Last month, a poll by the S. Daniel Abraham Center for Middle East Peace, based in Washington, found that two-thirds of Israelis would support a two-state deal, but that more than half of even left-of-center Israelis said Mr. Abbas could not reach binding decisions to end the conflict. The same month, the Palestinian Center for Policy and Survey Research, in Ramallah, found that 52 percent of Palestinians favored a two-state resolution (a drop from three-quarters in 2006, before two Israeli clashes over Gaza). But two-thirds judged the chance of a fully functional Palestinian state in the next five years to be low or nonexistent. In short, moderates on both sides still want peace, but first they need hope.

Second, the status quo is not a path to a one-state solution, but to Bosnian-style ethnic cleansing, which could erupt as quickly as the Gaza fighting did last year and spread to Israeli Arab cities. Right-wing Israelis and Hamas leaders alike are pushing for a cataclysmic fight. Mr. Abbas, whose Fatah party controls the West Bank, has renounced violence, but without signs of a viable diplomatic path he cannot unify his people to support new talks. If his government falls apart, or if the more Palestinian territory is annexed (as right-wing Israeli want), or if the standoff in Gaza leads to an Israeli ground invasion, bloodshed and protests across the Arab world will be inevitable. Such chaos might also provoke missiles from Hezbollah, the Iranian-backed Shiite militant group based in Lebanon.

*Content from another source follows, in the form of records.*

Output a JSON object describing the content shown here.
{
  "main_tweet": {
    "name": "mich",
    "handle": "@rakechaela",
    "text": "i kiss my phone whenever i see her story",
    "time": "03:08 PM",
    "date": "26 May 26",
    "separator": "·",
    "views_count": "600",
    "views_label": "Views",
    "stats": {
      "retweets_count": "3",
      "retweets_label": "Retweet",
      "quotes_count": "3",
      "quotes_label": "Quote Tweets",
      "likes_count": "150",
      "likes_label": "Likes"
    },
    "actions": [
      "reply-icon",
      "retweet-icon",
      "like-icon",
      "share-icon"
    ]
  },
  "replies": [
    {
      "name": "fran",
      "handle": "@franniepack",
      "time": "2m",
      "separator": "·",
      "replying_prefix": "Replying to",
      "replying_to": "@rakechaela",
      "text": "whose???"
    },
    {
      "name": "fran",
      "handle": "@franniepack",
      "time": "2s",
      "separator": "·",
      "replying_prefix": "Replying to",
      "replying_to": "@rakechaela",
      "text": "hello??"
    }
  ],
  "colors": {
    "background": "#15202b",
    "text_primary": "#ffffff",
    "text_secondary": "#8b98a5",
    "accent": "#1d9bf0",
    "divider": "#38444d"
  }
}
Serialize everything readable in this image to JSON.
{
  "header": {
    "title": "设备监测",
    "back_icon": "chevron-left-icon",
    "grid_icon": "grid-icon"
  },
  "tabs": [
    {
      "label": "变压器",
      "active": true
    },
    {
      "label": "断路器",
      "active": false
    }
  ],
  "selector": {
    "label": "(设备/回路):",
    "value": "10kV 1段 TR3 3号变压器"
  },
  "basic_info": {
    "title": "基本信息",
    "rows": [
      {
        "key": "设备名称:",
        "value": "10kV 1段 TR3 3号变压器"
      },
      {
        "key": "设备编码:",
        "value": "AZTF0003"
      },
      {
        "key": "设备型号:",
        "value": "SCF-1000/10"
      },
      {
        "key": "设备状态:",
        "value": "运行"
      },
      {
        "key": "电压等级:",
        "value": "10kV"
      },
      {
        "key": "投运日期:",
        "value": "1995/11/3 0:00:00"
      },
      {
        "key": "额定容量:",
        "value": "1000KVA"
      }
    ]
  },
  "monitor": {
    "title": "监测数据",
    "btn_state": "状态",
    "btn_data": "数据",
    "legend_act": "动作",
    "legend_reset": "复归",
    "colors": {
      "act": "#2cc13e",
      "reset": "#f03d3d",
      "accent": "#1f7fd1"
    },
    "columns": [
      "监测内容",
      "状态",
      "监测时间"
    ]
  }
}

Third, the Palestinian state is not a Fatah-imposed fiction, but a path toward economic development, backed by international diplomacy and donations, that most Palestinians want to succeed. It has a $4 billion economy; an expanding network of entrepreneurs and professionals; and a banking system with about $8 billion in deposits. A robust private sector can develop if given a chance.

Fourth, American support need not only mean direct talks. The administration could promote investments in Palestinian education and civil society that do not undermine Israeli security. Mr. Obama could demand that Israel allow Palestinian businesses freer access to talent, suppliers and customers. He could also demand a West Bank-Gaza transportation corridor, to which Israel committed in the 1993 Oslo accords.

America is as much a player as a facilitator. The signal it sends helps determine whether the parties move toward war or peace. The White House, despite its frosty relationship with Mr. Netanyahu, hasn’t set itself up as a worthy mediator by opposing Palestinian membership in the United Nations and vetoing condemnations of settlements.

In nominating Chuck Hagel to lead the Pentagon, Mr. Obama rightly ignored attacks by “pro-Israel” (really pro-Netanyahu) groups. He should appoint a Middle East negotiator trusted by all sides — say, Bill Clinton or Colin L. Powell. He should lead, not thwart, European attempts to make a deal. He has stated that the settlements will lead to Israel’s global isolation; he should make clear that they endanger American interests, too.

Washington has crucial leverage, though this won’t last forever. When it weighs in, it becomes a preoccupying political fact for both sides. If it continues to stand back, hopelessness will win.

Bernard Avishai is an Israeli-American writer in Jerusalem. Sam Bahour is a Palestinian-American business consultant in Ramallah, the West Bank